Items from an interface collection
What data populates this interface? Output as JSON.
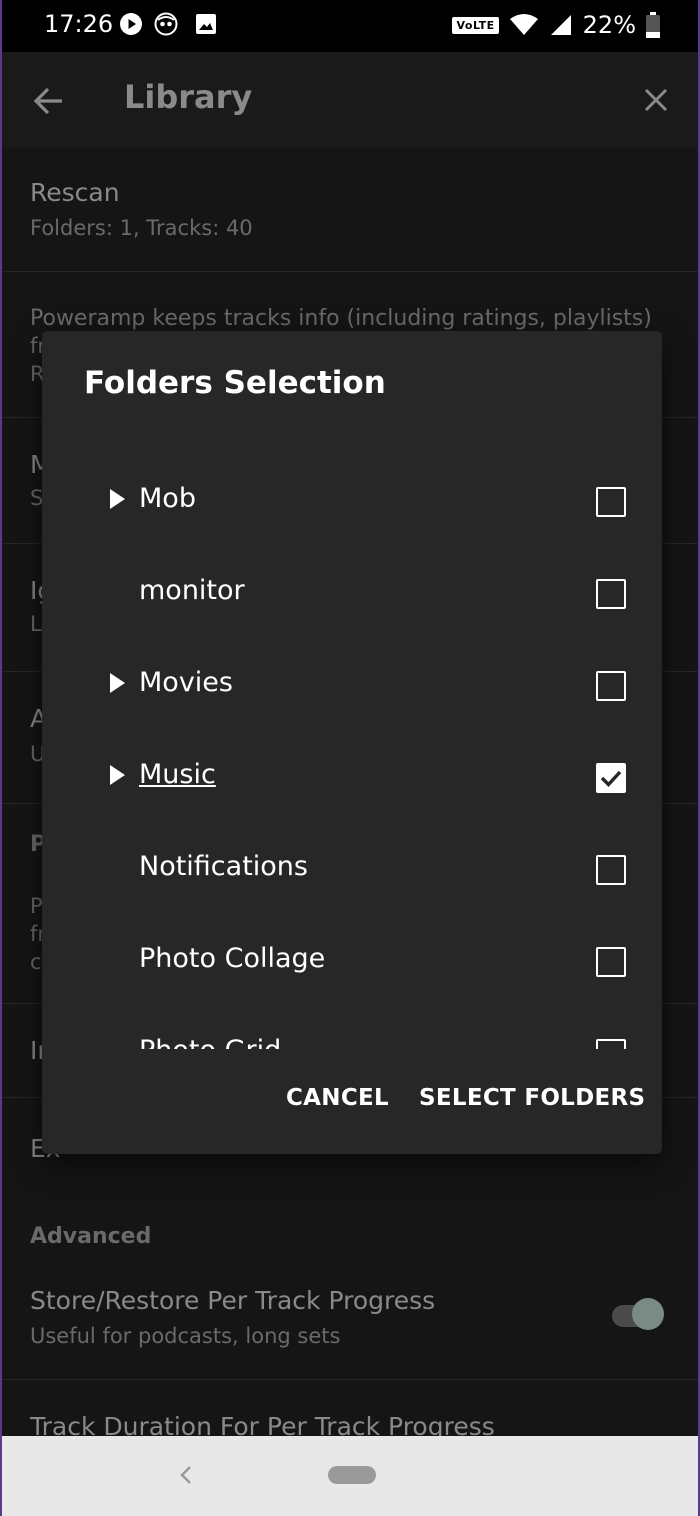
{
  "status_bar": {
    "time": "17:26",
    "icons": [
      "play-icon",
      "app-notification-icon",
      "image-icon"
    ],
    "network_label": "VoLTE",
    "battery": "22%"
  },
  "app_bar": {
    "title": "Library"
  },
  "background_list": {
    "rescan": {
      "title": "Rescan",
      "subtitle": "Folders: 1, Tracks: 40"
    },
    "keep_info": {
      "text": "Poweramp keeps tracks info (including ratings, playlists)",
      "line2": "fr",
      "line3": "R"
    },
    "item_m": {
      "title": "M",
      "subtitle": "S"
    },
    "item_ig": {
      "title": "Ig",
      "subtitle": "L"
    },
    "item_a": {
      "title": "A",
      "subtitle": "U"
    },
    "section_p": {
      "title": "P",
      "line1": "P",
      "line2": "fr",
      "line3": "c"
    },
    "item_in": {
      "title": "In"
    },
    "item_ex": {
      "title": "Ex"
    },
    "advanced_header": "Advanced",
    "store_restore": {
      "title": "Store/Restore Per Track Progress",
      "subtitle": "Useful for podcasts, long sets",
      "toggle_on": true
    },
    "track_duration": {
      "title": "Track Duration For Per Track Progress"
    }
  },
  "dialog": {
    "title": "Folders Selection",
    "folders": [
      {
        "name": "Mob",
        "expandable": true,
        "checked": false
      },
      {
        "name": "monitor",
        "expandable": false,
        "checked": false
      },
      {
        "name": "Movies",
        "expandable": true,
        "checked": false
      },
      {
        "name": "Music",
        "expandable": true,
        "checked": true
      },
      {
        "name": "Notifications",
        "expandable": false,
        "checked": false
      },
      {
        "name": "Photo Collage",
        "expandable": false,
        "checked": false
      },
      {
        "name": "Photo Grid",
        "expandable": false,
        "checked": false
      }
    ],
    "cancel_label": "CANCEL",
    "select_label": "SELECT FOLDERS"
  },
  "colors": {
    "dialog_bg": "#272727",
    "app_bg": "#151515",
    "navbar_bg": "#e8e8e8"
  }
}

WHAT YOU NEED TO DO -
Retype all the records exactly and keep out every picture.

ANSWER BOX -
What data populates this interface? Output as JSON.
{
  "status_bar": {
    "time": "17:26",
    "icons": [
      "play-icon",
      "app-notification-icon",
      "image-icon"
    ],
    "network_label": "VoLTE",
    "battery": "22%"
  },
  "app_bar": {
    "title": "Library"
  },
  "background_list": {
    "rescan": {
      "title": "Rescan",
      "subtitle": "Folders: 1, Tracks: 40"
    },
    "keep_info": {
      "text": "Poweramp keeps tracks info (including ratings, playlists)",
      "line2": "fr",
      "line3": "R"
    },
    "item_m": {
      "title": "M",
      "subtitle": "S"
    },
    "item_ig": {
      "title": "Ig",
      "subtitle": "L"
    },
    "item_a": {
      "title": "A",
      "subtitle": "U"
    },
    "section_p": {
      "title": "P",
      "line1": "P",
      "line2": "fr",
      "line3": "c"
    },
    "item_in": {
      "title": "In"
    },
    "item_ex": {
      "title": "Ex"
    },
    "advanced_header": "Advanced",
    "store_restore": {
      "title": "Store/Restore Per Track Progress",
      "subtitle": "Useful for podcasts, long sets",
      "toggle_on": true
    },
    "track_duration": {
      "title": "Track Duration For Per Track Progress"
    }
  },
  "dialog": {
    "title": "Folders Selection",
    "folders": [
      {
        "name": "Mob",
        "expandable": true,
        "checked": false
      },
      {
        "name": "monitor",
        "expandable": false,
        "checked": false
      },
      {
        "name": "Movies",
        "expandable": true,
        "checked": false
      },
      {
        "name": "Music",
        "expandable": true,
        "checked": true
      },
      {
        "name": "Notifications",
        "expandable": false,
        "checked": false
      },
      {
        "name": "Photo Collage",
        "expandable": false,
        "checked": false
      },
      {
        "name": "Photo Grid",
        "expandable": false,
        "checked": false
      }
    ],
    "cancel_label": "CANCEL",
    "select_label": "SELECT FOLDERS"
  },
  "colors": {
    "dialog_bg": "#272727",
    "app_bg": "#151515",
    "navbar_bg": "#e8e8e8"
  }
}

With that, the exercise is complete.